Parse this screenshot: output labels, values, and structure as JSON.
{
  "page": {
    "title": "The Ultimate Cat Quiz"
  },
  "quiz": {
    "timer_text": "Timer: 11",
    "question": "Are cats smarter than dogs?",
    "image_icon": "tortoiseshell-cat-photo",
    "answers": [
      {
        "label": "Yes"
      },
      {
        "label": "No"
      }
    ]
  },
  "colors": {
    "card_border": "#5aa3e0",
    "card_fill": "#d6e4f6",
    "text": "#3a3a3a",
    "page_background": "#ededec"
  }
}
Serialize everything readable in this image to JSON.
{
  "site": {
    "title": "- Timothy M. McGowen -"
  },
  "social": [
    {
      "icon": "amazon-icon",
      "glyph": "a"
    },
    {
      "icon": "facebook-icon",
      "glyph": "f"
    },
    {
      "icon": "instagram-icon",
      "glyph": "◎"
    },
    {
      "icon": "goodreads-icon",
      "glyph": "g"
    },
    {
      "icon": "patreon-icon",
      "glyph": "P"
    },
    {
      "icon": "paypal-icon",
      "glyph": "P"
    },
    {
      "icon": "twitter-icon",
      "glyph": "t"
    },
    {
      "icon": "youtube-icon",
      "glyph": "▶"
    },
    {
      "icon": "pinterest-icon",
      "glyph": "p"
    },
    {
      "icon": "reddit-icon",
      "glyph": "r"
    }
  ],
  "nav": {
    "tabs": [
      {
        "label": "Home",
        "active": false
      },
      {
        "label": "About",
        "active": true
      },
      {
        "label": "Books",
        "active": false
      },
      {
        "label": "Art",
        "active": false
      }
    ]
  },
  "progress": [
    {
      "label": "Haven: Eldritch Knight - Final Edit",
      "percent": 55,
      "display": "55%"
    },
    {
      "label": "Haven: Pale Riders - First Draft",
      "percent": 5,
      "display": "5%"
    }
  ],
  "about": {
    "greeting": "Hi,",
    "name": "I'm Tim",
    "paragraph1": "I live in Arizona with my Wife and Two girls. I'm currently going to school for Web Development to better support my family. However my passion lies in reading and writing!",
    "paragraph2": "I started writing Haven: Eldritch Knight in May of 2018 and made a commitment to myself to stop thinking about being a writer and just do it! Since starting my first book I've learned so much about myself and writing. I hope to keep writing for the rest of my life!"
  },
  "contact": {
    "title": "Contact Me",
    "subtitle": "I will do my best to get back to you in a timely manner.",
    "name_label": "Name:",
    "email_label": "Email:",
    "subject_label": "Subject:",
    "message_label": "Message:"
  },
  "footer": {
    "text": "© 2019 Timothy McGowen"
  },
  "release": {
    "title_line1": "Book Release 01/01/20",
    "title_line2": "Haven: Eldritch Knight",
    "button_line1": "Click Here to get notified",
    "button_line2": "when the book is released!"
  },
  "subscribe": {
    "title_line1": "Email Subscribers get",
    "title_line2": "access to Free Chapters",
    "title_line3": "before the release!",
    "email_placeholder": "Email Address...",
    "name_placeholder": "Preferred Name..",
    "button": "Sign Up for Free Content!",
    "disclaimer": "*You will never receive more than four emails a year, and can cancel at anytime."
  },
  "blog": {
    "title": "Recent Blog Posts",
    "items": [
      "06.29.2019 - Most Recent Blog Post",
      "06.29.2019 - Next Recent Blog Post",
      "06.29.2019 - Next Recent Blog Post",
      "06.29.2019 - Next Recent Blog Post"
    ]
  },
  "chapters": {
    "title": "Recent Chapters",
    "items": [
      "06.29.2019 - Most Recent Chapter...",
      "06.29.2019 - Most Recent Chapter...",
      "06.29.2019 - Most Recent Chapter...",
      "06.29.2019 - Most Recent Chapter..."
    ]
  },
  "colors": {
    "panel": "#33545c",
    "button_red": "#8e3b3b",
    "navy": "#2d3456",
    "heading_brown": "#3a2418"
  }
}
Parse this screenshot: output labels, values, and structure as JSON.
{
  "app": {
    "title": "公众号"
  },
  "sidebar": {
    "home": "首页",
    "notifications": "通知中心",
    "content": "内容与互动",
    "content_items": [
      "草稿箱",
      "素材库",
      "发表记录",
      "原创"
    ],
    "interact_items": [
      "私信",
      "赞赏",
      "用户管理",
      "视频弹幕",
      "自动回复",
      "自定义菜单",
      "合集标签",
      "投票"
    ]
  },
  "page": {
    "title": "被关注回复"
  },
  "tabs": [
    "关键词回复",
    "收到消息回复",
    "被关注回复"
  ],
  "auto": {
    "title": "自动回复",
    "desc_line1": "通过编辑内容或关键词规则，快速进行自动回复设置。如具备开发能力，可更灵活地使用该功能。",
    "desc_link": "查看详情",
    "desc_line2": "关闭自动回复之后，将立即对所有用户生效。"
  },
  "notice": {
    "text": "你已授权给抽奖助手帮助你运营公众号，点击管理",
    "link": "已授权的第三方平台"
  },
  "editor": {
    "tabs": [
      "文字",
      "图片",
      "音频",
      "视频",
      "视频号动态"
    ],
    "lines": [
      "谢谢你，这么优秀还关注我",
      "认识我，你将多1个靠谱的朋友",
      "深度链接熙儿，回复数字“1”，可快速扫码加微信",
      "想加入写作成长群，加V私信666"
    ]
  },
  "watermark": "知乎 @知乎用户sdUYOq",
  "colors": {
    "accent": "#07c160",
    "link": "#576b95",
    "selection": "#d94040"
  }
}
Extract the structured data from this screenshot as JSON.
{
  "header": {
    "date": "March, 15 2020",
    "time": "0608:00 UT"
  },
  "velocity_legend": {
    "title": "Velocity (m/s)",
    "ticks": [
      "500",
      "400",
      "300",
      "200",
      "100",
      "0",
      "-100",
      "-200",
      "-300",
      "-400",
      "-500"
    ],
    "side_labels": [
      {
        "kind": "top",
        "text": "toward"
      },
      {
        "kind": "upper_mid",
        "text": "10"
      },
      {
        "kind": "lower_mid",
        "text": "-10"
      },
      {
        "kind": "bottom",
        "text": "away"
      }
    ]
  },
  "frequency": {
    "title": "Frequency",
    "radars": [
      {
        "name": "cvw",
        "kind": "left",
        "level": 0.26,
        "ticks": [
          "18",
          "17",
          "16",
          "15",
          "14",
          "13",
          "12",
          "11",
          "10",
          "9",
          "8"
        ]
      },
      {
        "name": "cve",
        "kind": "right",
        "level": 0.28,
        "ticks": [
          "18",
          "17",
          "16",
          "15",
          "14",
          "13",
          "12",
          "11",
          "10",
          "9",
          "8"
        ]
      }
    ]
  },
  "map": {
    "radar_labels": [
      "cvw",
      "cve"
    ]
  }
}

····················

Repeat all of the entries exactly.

* [Your response]:
Parse this screenshot: output labels, values, and structure as JSON.
{
  "page": {
    "title": "The Ultimate Cat Quiz"
  },
  "quiz": {
    "timer_text": "Timer: 11",
    "question": "Are cats smarter than dogs?",
    "image_icon": "tortoiseshell-cat-photo",
    "answers": [
      {
        "label": "Yes"
      },
      {
        "label": "No"
      }
    ]
  },
  "colors": {
    "card_border": "#5aa3e0",
    "card_fill": "#d6e4f6",
    "text": "#3a3a3a",
    "page_background": "#ededec"
  }
}
Serialize everything readable in this image to JSON.
{
  "site": {
    "title": "- Timothy M. McGowen -"
  },
  "social": [
    {
      "icon": "amazon-icon",
      "glyph": "a"
    },
    {
      "icon": "facebook-icon",
      "glyph": "f"
    },
    {
      "icon": "instagram-icon",
      "glyph": "◎"
    },
    {
      "icon": "goodreads-icon",
      "glyph": "g"
    },
    {
      "icon": "patreon-icon",
      "glyph": "P"
    },
    {
      "icon": "paypal-icon",
      "glyph": "P"
    },
    {
      "icon": "twitter-icon",
      "glyph": "t"
    },
    {
      "icon": "youtube-icon",
      "glyph": "▶"
    },
    {
      "icon": "pinterest-icon",
      "glyph": "p"
    },
    {
      "icon": "reddit-icon",
      "glyph": "r"
    }
  ],
  "nav": {
    "tabs": [
      {
        "label": "Home",
        "active": false
      },
      {
        "label": "About",
        "active": true
      },
      {
        "label": "Books",
        "active": false
      },
      {
        "label": "Art",
        "active": false
      }
    ]
  },
  "progress": [
    {
      "label": "Haven: Eldritch Knight - Final Edit",
      "percent": 55,
      "display": "55%"
    },
    {
      "label": "Haven: Pale Riders - First Draft",
      "percent": 5,
      "display": "5%"
    }
  ],
  "about": {
    "greeting": "Hi,",
    "name": "I'm Tim",
    "paragraph1": "I live in Arizona with my Wife and Two girls. I'm currently going to school for Web Development to better support my family. However my passion lies in reading and writing!",
    "paragraph2": "I started writing Haven: Eldritch Knight in May of 2018 and made a commitment to myself to stop thinking about being a writer and just do it! Since starting my first book I've learned so much about myself and writing. I hope to keep writing for the rest of my life!"
  },
  "contact": {
    "title": "Contact Me",
    "subtitle": "I will do my best to get back to you in a timely manner.",
    "name_label": "Name:",
    "email_label": "Email:",
    "subject_label": "Subject:",
    "message_label": "Message:"
  },
  "footer": {
    "text": "© 2019 Timothy McGowen"
  },
  "release": {
    "title_line1": "Book Release 01/01/20",
    "title_line2": "Haven: Eldritch Knight",
    "button_line1": "Click Here to get notified",
    "button_line2": "when the book is released!"
  },
  "subscribe": {
    "title_line1": "Email Subscribers get",
    "title_line2": "access to Free Chapters",
    "title_line3": "before the release!",
    "email_placeholder": "Email Address...",
    "name_placeholder": "Preferred Name..",
    "button": "Sign Up for Free Content!",
    "disclaimer": "*You will never receive more than four emails a year, and can cancel at anytime."
  },
  "blog": {
    "title": "Recent Blog Posts",
    "items": [
      "06.29.2019 - Most Recent Blog Post",
      "06.29.2019 - Next Recent Blog Post",
      "06.29.2019 - Next Recent Blog Post",
      "06.29.2019 - Next Recent Blog Post"
    ]
  },
  "chapters": {
    "title": "Recent Chapters",
    "items": [
      "06.29.2019 - Most Recent Chapter...",
      "06.29.2019 - Most Recent Chapter...",
      "06.29.2019 - Most Recent Chapter...",
      "06.29.2019 - Most Recent Chapter..."
    ]
  },
  "colors": {
    "panel": "#33545c",
    "button_red": "#8e3b3b",
    "navy": "#2d3456",
    "heading_brown": "#3a2418"
  }
}
Parse this screenshot: output labels, values, and structure as JSON.
{
  "app": {
    "title": "公众号"
  },
  "sidebar": {
    "home": "首页",
    "notifications": "通知中心",
    "content": "内容与互动",
    "content_items": [
      "草稿箱",
      "素材库",
      "发表记录",
      "原创"
    ],
    "interact_items": [
      "私信",
      "赞赏",
      "用户管理",
      "视频弹幕",
      "自动回复",
      "自定义菜单",
      "合集标签",
      "投票"
    ]
  },
  "page": {
    "title": "被关注回复"
  },
  "tabs": [
    "关键词回复",
    "收到消息回复",
    "被关注回复"
  ],
  "auto": {
    "title": "自动回复",
    "desc_line1": "通过编辑内容或关键词规则，快速进行自动回复设置。如具备开发能力，可更灵活地使用该功能。",
    "desc_link": "查看详情",
    "desc_line2": "关闭自动回复之后，将立即对所有用户生效。"
  },
  "notice": {
    "text": "你已授权给抽奖助手帮助你运营公众号，点击管理",
    "link": "已授权的第三方平台"
  },
  "editor": {
    "tabs": [
      "文字",
      "图片",
      "音频",
      "视频",
      "视频号动态"
    ],
    "lines": [
      "谢谢你，这么优秀还关注我",
      "认识我，你将多1个靠谱的朋友",
      "深度链接熙儿，回复数字“1”，可快速扫码加微信",
      "想加入写作成长群，加V私信666"
    ]
  },
  "watermark": "知乎 @知乎用户sdUYOq",
  "colors": {
    "accent": "#07c160",
    "link": "#576b95",
    "selection": "#d94040"
  }
}
Extract the structured data from this screenshot as JSON.
{
  "header": {
    "date": "March, 15 2020",
    "time": "0608:00 UT"
  },
  "velocity_legend": {
    "title": "Velocity (m/s)",
    "ticks": [
      "500",
      "400",
      "300",
      "200",
      "100",
      "0",
      "-100",
      "-200",
      "-300",
      "-400",
      "-500"
    ],
    "side_labels": [
      {
        "kind": "top",
        "text": "toward"
      },
      {
        "kind": "upper_mid",
        "text": "10"
      },
      {
        "kind": "lower_mid",
        "text": "-10"
      },
      {
        "kind": "bottom",
        "text": "away"
      }
    ]
  },
  "frequency": {
    "title": "Frequency",
    "radars": [
      {
        "name": "cvw",
        "kind": "left",
        "level": 0.26,
        "ticks": [
          "18",
          "17",
          "16",
          "15",
          "14",
          "13",
          "12",
          "11",
          "10",
          "9",
          "8"
        ]
      },
      {
        "name": "cve",
        "kind": "right",
        "level": 0.28,
        "ticks": [
          "18",
          "17",
          "16",
          "15",
          "14",
          "13",
          "12",
          "11",
          "10",
          "9",
          "8"
        ]
      }
    ]
  },
  "map": {
    "radar_labels": [
      "cvw",
      "cve"
    ]
  }
}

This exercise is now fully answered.